[Start of Attachment]
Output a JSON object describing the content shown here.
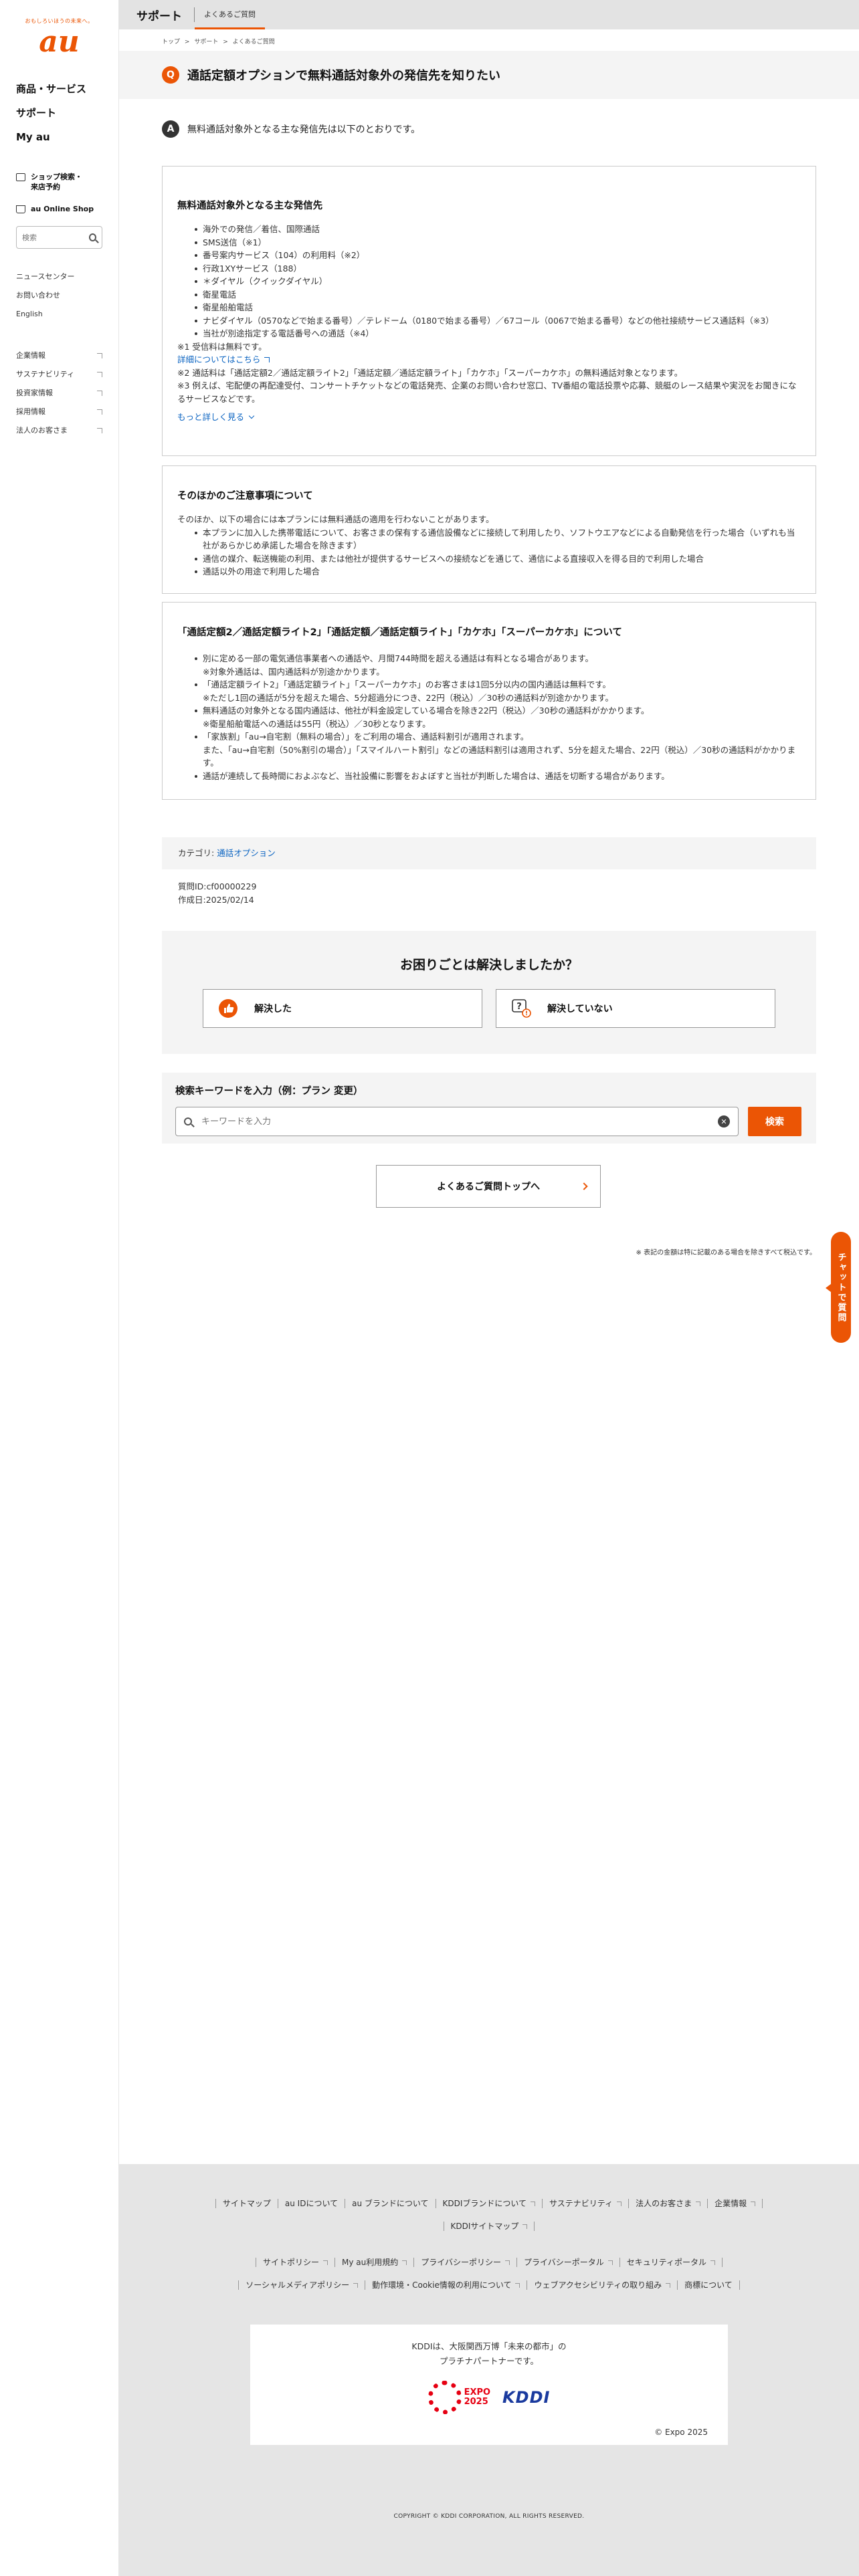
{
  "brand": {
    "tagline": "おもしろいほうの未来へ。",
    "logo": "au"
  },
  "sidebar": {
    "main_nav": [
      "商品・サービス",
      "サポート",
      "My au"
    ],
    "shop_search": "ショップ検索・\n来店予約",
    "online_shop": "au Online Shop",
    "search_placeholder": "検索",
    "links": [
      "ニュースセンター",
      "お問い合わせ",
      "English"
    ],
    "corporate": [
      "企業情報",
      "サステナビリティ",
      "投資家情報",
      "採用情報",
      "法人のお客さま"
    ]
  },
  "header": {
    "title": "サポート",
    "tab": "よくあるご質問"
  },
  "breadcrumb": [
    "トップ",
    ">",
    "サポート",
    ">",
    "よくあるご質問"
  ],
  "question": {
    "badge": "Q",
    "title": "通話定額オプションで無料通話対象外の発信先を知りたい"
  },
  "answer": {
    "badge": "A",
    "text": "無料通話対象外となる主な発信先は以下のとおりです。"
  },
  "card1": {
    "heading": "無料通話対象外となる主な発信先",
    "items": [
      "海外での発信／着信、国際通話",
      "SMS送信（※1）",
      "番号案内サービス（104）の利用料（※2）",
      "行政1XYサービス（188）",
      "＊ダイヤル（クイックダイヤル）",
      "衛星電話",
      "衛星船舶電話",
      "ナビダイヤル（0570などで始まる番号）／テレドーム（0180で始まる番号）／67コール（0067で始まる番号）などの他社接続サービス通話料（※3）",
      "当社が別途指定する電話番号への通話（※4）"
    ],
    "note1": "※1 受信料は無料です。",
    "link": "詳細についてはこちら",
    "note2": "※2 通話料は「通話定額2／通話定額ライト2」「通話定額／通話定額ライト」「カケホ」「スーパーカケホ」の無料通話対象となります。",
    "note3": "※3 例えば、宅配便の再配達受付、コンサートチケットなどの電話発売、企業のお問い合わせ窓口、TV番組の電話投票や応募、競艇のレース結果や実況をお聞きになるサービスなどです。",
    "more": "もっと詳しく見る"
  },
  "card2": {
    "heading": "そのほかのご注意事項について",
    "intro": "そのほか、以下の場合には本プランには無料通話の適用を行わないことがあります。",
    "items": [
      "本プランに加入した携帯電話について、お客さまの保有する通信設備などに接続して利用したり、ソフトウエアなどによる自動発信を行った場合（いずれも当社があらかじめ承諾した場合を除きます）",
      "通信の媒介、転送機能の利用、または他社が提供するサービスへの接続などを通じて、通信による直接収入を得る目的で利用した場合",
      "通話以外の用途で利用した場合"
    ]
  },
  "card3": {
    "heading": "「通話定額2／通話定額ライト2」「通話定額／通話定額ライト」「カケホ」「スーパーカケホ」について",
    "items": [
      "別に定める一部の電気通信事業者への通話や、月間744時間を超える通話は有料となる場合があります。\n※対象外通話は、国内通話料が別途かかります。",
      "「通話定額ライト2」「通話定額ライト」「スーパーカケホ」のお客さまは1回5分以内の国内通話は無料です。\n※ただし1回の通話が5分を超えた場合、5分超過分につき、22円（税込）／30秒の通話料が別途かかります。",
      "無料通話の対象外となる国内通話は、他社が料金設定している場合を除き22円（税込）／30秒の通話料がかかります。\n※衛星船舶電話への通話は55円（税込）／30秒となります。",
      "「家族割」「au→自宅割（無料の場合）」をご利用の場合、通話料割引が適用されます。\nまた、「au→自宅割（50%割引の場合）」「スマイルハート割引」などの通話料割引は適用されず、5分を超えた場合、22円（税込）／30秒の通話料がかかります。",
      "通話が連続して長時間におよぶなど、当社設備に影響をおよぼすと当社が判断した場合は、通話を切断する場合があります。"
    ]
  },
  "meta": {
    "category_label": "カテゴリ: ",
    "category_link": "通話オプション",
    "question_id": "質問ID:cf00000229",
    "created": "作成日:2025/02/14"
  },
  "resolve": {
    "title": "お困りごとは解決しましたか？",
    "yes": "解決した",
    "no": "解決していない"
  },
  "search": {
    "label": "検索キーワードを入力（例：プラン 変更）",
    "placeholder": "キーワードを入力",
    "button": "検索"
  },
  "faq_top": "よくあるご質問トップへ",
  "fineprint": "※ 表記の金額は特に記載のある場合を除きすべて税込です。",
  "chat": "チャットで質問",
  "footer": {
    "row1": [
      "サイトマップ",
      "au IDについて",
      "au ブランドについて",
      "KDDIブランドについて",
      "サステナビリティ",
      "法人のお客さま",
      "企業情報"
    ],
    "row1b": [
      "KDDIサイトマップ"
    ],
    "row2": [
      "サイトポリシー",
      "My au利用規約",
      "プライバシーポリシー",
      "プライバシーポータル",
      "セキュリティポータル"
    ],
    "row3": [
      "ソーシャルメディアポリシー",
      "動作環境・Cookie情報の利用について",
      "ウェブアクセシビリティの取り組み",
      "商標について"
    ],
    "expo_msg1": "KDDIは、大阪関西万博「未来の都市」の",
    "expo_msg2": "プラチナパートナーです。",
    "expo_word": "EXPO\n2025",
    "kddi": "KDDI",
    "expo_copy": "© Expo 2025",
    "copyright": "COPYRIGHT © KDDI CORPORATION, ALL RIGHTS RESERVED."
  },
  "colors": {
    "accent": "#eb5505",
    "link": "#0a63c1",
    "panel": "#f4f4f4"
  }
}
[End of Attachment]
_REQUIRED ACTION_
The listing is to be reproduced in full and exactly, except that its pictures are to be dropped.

_RESULT_
Output a JSON object describing the content shown here.
{
  "brand": {
    "tagline": "おもしろいほうの未来へ。",
    "logo": "au"
  },
  "sidebar": {
    "main_nav": [
      "商品・サービス",
      "サポート",
      "My au"
    ],
    "shop_search": "ショップ検索・\n来店予約",
    "online_shop": "au Online Shop",
    "search_placeholder": "検索",
    "links": [
      "ニュースセンター",
      "お問い合わせ",
      "English"
    ],
    "corporate": [
      "企業情報",
      "サステナビリティ",
      "投資家情報",
      "採用情報",
      "法人のお客さま"
    ]
  },
  "header": {
    "title": "サポート",
    "tab": "よくあるご質問"
  },
  "breadcrumb": [
    "トップ",
    ">",
    "サポート",
    ">",
    "よくあるご質問"
  ],
  "question": {
    "badge": "Q",
    "title": "通話定額オプションで無料通話対象外の発信先を知りたい"
  },
  "answer": {
    "badge": "A",
    "text": "無料通話対象外となる主な発信先は以下のとおりです。"
  },
  "card1": {
    "heading": "無料通話対象外となる主な発信先",
    "items": [
      "海外での発信／着信、国際通話",
      "SMS送信（※1）",
      "番号案内サービス（104）の利用料（※2）",
      "行政1XYサービス（188）",
      "＊ダイヤル（クイックダイヤル）",
      "衛星電話",
      "衛星船舶電話",
      "ナビダイヤル（0570などで始まる番号）／テレドーム（0180で始まる番号）／67コール（0067で始まる番号）などの他社接続サービス通話料（※3）",
      "当社が別途指定する電話番号への通話（※4）"
    ],
    "note1": "※1 受信料は無料です。",
    "link": "詳細についてはこちら",
    "note2": "※2 通話料は「通話定額2／通話定額ライト2」「通話定額／通話定額ライト」「カケホ」「スーパーカケホ」の無料通話対象となります。",
    "note3": "※3 例えば、宅配便の再配達受付、コンサートチケットなどの電話発売、企業のお問い合わせ窓口、TV番組の電話投票や応募、競艇のレース結果や実況をお聞きになるサービスなどです。",
    "more": "もっと詳しく見る"
  },
  "card2": {
    "heading": "そのほかのご注意事項について",
    "intro": "そのほか、以下の場合には本プランには無料通話の適用を行わないことがあります。",
    "items": [
      "本プランに加入した携帯電話について、お客さまの保有する通信設備などに接続して利用したり、ソフトウエアなどによる自動発信を行った場合（いずれも当社があらかじめ承諾した場合を除きます）",
      "通信の媒介、転送機能の利用、または他社が提供するサービスへの接続などを通じて、通信による直接収入を得る目的で利用した場合",
      "通話以外の用途で利用した場合"
    ]
  },
  "card3": {
    "heading": "「通話定額2／通話定額ライト2」「通話定額／通話定額ライト」「カケホ」「スーパーカケホ」について",
    "items": [
      "別に定める一部の電気通信事業者への通話や、月間744時間を超える通話は有料となる場合があります。\n※対象外通話は、国内通話料が別途かかります。",
      "「通話定額ライト2」「通話定額ライト」「スーパーカケホ」のお客さまは1回5分以内の国内通話は無料です。\n※ただし1回の通話が5分を超えた場合、5分超過分につき、22円（税込）／30秒の通話料が別途かかります。",
      "無料通話の対象外となる国内通話は、他社が料金設定している場合を除き22円（税込）／30秒の通話料がかかります。\n※衛星船舶電話への通話は55円（税込）／30秒となります。",
      "「家族割」「au→自宅割（無料の場合）」をご利用の場合、通話料割引が適用されます。\nまた、「au→自宅割（50%割引の場合）」「スマイルハート割引」などの通話料割引は適用されず、5分を超えた場合、22円（税込）／30秒の通話料がかかります。",
      "通話が連続して長時間におよぶなど、当社設備に影響をおよぼすと当社が判断した場合は、通話を切断する場合があります。"
    ]
  },
  "meta": {
    "category_label": "カテゴリ: ",
    "category_link": "通話オプション",
    "question_id": "質問ID:cf00000229",
    "created": "作成日:2025/02/14"
  },
  "resolve": {
    "title": "お困りごとは解決しましたか？",
    "yes": "解決した",
    "no": "解決していない"
  },
  "search": {
    "label": "検索キーワードを入力（例：プラン 変更）",
    "placeholder": "キーワードを入力",
    "button": "検索"
  },
  "faq_top": "よくあるご質問トップへ",
  "fineprint": "※ 表記の金額は特に記載のある場合を除きすべて税込です。",
  "chat": "チャットで質問",
  "footer": {
    "row1": [
      "サイトマップ",
      "au IDについて",
      "au ブランドについて",
      "KDDIブランドについて",
      "サステナビリティ",
      "法人のお客さま",
      "企業情報"
    ],
    "row1b": [
      "KDDIサイトマップ"
    ],
    "row2": [
      "サイトポリシー",
      "My au利用規約",
      "プライバシーポリシー",
      "プライバシーポータル",
      "セキュリティポータル"
    ],
    "row3": [
      "ソーシャルメディアポリシー",
      "動作環境・Cookie情報の利用について",
      "ウェブアクセシビリティの取り組み",
      "商標について"
    ],
    "expo_msg1": "KDDIは、大阪関西万博「未来の都市」の",
    "expo_msg2": "プラチナパートナーです。",
    "expo_word": "EXPO\n2025",
    "kddi": "KDDI",
    "expo_copy": "© Expo 2025",
    "copyright": "COPYRIGHT © KDDI CORPORATION, ALL RIGHTS RESERVED."
  },
  "colors": {
    "accent": "#eb5505",
    "link": "#0a63c1",
    "panel": "#f4f4f4"
  }
}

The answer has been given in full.